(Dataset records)
***
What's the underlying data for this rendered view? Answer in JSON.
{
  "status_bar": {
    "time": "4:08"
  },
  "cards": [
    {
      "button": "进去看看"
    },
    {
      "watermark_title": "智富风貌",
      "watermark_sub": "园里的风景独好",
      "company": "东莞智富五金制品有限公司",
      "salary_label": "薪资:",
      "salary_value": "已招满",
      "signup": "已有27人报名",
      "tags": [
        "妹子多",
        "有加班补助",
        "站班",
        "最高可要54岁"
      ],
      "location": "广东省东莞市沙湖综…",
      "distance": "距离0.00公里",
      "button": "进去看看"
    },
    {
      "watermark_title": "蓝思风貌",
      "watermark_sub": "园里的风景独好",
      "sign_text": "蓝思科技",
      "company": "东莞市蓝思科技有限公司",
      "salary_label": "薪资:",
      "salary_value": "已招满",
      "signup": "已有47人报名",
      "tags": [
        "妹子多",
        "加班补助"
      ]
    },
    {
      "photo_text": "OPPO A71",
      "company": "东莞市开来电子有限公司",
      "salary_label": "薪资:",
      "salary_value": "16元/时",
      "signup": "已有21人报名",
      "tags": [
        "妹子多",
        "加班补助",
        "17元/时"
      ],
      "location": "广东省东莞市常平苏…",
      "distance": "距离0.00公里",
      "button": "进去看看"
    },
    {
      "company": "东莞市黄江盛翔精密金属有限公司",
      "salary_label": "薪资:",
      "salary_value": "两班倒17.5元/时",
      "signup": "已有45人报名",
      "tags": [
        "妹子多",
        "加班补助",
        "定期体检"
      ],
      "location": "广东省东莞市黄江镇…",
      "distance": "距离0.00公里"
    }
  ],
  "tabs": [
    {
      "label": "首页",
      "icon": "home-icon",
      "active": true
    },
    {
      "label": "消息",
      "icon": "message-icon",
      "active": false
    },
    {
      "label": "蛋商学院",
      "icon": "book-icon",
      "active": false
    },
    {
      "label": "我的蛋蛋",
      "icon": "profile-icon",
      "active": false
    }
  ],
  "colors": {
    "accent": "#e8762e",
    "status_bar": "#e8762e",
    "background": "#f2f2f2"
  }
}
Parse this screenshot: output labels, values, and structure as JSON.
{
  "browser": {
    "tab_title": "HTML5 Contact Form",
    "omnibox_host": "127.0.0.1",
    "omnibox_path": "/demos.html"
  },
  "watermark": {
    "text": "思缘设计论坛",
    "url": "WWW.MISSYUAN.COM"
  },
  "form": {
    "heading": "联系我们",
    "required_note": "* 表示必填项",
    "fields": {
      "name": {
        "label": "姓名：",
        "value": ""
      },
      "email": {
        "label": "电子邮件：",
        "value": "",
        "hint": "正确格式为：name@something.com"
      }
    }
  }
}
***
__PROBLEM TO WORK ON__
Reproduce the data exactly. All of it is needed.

__RESPONSE TO THE EXERCISE__
What's the underlying data for this rendered view? Answer in JSON.
{
  "status_bar": {
    "time": "4:08"
  },
  "cards": [
    {
      "button": "进去看看"
    },
    {
      "watermark_title": "智富风貌",
      "watermark_sub": "园里的风景独好",
      "company": "东莞智富五金制品有限公司",
      "salary_label": "薪资:",
      "salary_value": "已招满",
      "signup": "已有27人报名",
      "tags": [
        "妹子多",
        "有加班补助",
        "站班",
        "最高可要54岁"
      ],
      "location": "广东省东莞市沙湖综…",
      "distance": "距离0.00公里",
      "button": "进去看看"
    },
    {
      "watermark_title": "蓝思风貌",
      "watermark_sub": "园里的风景独好",
      "sign_text": "蓝思科技",
      "company": "东莞市蓝思科技有限公司",
      "salary_label": "薪资:",
      "salary_value": "已招满",
      "signup": "已有47人报名",
      "tags": [
        "妹子多",
        "加班补助"
      ]
    },
    {
      "photo_text": "OPPO A71",
      "company": "东莞市开来电子有限公司",
      "salary_label": "薪资:",
      "salary_value": "16元/时",
      "signup": "已有21人报名",
      "tags": [
        "妹子多",
        "加班补助",
        "17元/时"
      ],
      "location": "广东省东莞市常平苏…",
      "distance": "距离0.00公里",
      "button": "进去看看"
    },
    {
      "company": "东莞市黄江盛翔精密金属有限公司",
      "salary_label": "薪资:",
      "salary_value": "两班倒17.5元/时",
      "signup": "已有45人报名",
      "tags": [
        "妹子多",
        "加班补助",
        "定期体检"
      ],
      "location": "广东省东莞市黄江镇…",
      "distance": "距离0.00公里"
    }
  ],
  "tabs": [
    {
      "label": "首页",
      "icon": "home-icon",
      "active": true
    },
    {
      "label": "消息",
      "icon": "message-icon",
      "active": false
    },
    {
      "label": "蛋商学院",
      "icon": "book-icon",
      "active": false
    },
    {
      "label": "我的蛋蛋",
      "icon": "profile-icon",
      "active": false
    }
  ],
  "colors": {
    "accent": "#e8762e",
    "status_bar": "#e8762e",
    "background": "#f2f2f2"
  }
}
Parse this screenshot: output labels, values, and structure as JSON.
{
  "browser": {
    "tab_title": "HTML5 Contact Form",
    "omnibox_host": "127.0.0.1",
    "omnibox_path": "/demos.html"
  },
  "watermark": {
    "text": "思缘设计论坛",
    "url": "WWW.MISSYUAN.COM"
  },
  "form": {
    "heading": "联系我们",
    "required_note": "* 表示必填项",
    "fields": {
      "name": {
        "label": "姓名：",
        "value": ""
      },
      "email": {
        "label": "电子邮件：",
        "value": "",
        "hint": "正确格式为：name@something.com"
      }
    }
  }
}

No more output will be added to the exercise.